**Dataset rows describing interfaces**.
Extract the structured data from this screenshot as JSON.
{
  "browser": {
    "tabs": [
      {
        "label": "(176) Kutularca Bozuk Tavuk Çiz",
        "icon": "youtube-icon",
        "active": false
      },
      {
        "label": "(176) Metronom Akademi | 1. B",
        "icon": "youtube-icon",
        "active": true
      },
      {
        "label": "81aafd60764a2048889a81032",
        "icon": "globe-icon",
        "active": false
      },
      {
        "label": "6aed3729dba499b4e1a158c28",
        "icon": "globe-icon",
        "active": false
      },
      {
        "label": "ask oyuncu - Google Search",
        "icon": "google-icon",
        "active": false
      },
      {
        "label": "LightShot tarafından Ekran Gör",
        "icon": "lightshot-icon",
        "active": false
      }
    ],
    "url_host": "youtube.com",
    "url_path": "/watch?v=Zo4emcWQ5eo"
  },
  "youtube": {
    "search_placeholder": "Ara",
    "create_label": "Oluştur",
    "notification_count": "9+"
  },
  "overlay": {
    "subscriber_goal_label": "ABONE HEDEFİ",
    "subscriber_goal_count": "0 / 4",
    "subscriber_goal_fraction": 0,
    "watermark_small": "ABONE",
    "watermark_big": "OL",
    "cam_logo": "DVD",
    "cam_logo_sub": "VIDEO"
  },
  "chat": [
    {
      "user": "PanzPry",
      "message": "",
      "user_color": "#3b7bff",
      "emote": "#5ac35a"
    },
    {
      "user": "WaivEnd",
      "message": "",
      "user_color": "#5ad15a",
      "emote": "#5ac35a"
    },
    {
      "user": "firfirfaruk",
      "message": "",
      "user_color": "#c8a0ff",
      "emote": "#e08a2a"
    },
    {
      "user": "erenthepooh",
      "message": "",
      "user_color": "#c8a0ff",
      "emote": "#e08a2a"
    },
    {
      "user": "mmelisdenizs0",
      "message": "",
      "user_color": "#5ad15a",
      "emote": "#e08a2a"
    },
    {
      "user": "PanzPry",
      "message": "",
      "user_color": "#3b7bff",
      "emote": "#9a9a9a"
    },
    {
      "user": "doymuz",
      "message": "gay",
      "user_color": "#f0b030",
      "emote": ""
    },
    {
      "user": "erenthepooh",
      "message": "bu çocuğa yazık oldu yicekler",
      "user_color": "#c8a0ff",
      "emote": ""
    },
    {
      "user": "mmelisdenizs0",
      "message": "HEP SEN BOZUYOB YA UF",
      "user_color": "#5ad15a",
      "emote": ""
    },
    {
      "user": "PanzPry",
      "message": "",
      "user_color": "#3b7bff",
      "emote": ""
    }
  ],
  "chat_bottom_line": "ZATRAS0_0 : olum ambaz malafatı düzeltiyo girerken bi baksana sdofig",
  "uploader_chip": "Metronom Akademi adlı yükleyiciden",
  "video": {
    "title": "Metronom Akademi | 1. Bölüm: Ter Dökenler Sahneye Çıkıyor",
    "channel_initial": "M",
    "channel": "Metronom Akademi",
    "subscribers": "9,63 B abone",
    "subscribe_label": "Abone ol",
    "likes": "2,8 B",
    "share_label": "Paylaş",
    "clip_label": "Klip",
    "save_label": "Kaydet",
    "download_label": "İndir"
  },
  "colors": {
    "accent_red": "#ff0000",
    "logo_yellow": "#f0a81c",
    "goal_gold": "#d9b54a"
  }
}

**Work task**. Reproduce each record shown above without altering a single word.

**Task response**.
Extract the structured data from this screenshot as JSON.
{
  "browser": {
    "tabs": [
      {
        "label": "(176) Kutularca Bozuk Tavuk Çiz",
        "icon": "youtube-icon",
        "active": false
      },
      {
        "label": "(176) Metronom Akademi | 1. B",
        "icon": "youtube-icon",
        "active": true
      },
      {
        "label": "81aafd60764a2048889a81032",
        "icon": "globe-icon",
        "active": false
      },
      {
        "label": "6aed3729dba499b4e1a158c28",
        "icon": "globe-icon",
        "active": false
      },
      {
        "label": "ask oyuncu - Google Search",
        "icon": "google-icon",
        "active": false
      },
      {
        "label": "LightShot tarafından Ekran Gör",
        "icon": "lightshot-icon",
        "active": false
      }
    ],
    "url_host": "youtube.com",
    "url_path": "/watch?v=Zo4emcWQ5eo"
  },
  "youtube": {
    "search_placeholder": "Ara",
    "create_label": "Oluştur",
    "notification_count": "9+"
  },
  "overlay": {
    "subscriber_goal_label": "ABONE HEDEFİ",
    "subscriber_goal_count": "0 / 4",
    "subscriber_goal_fraction": 0,
    "watermark_small": "ABONE",
    "watermark_big": "OL",
    "cam_logo": "DVD",
    "cam_logo_sub": "VIDEO"
  },
  "chat": [
    {
      "user": "PanzPry",
      "message": "",
      "user_color": "#3b7bff",
      "emote": "#5ac35a"
    },
    {
      "user": "WaivEnd",
      "message": "",
      "user_color": "#5ad15a",
      "emote": "#5ac35a"
    },
    {
      "user": "firfirfaruk",
      "message": "",
      "user_color": "#c8a0ff",
      "emote": "#e08a2a"
    },
    {
      "user": "erenthepooh",
      "message": "",
      "user_color": "#c8a0ff",
      "emote": "#e08a2a"
    },
    {
      "user": "mmelisdenizs0",
      "message": "",
      "user_color": "#5ad15a",
      "emote": "#e08a2a"
    },
    {
      "user": "PanzPry",
      "message": "",
      "user_color": "#3b7bff",
      "emote": "#9a9a9a"
    },
    {
      "user": "doymuz",
      "message": "gay",
      "user_color": "#f0b030",
      "emote": ""
    },
    {
      "user": "erenthepooh",
      "message": "bu çocuğa yazık oldu yicekler",
      "user_color": "#c8a0ff",
      "emote": ""
    },
    {
      "user": "mmelisdenizs0",
      "message": "HEP SEN BOZUYOB YA UF",
      "user_color": "#5ad15a",
      "emote": ""
    },
    {
      "user": "PanzPry",
      "message": "",
      "user_color": "#3b7bff",
      "emote": ""
    }
  ],
  "chat_bottom_line": "ZATRAS0_0 : olum ambaz malafatı düzeltiyo girerken bi baksana sdofig",
  "uploader_chip": "Metronom Akademi adlı yükleyiciden",
  "video": {
    "title": "Metronom Akademi | 1. Bölüm: Ter Dökenler Sahneye Çıkıyor",
    "channel_initial": "M",
    "channel": "Metronom Akademi",
    "subscribers": "9,63 B abone",
    "subscribe_label": "Abone ol",
    "likes": "2,8 B",
    "share_label": "Paylaş",
    "clip_label": "Klip",
    "save_label": "Kaydet",
    "download_label": "İndir"
  },
  "colors": {
    "accent_red": "#ff0000",
    "logo_yellow": "#f0a81c",
    "goal_gold": "#d9b54a"
  }
}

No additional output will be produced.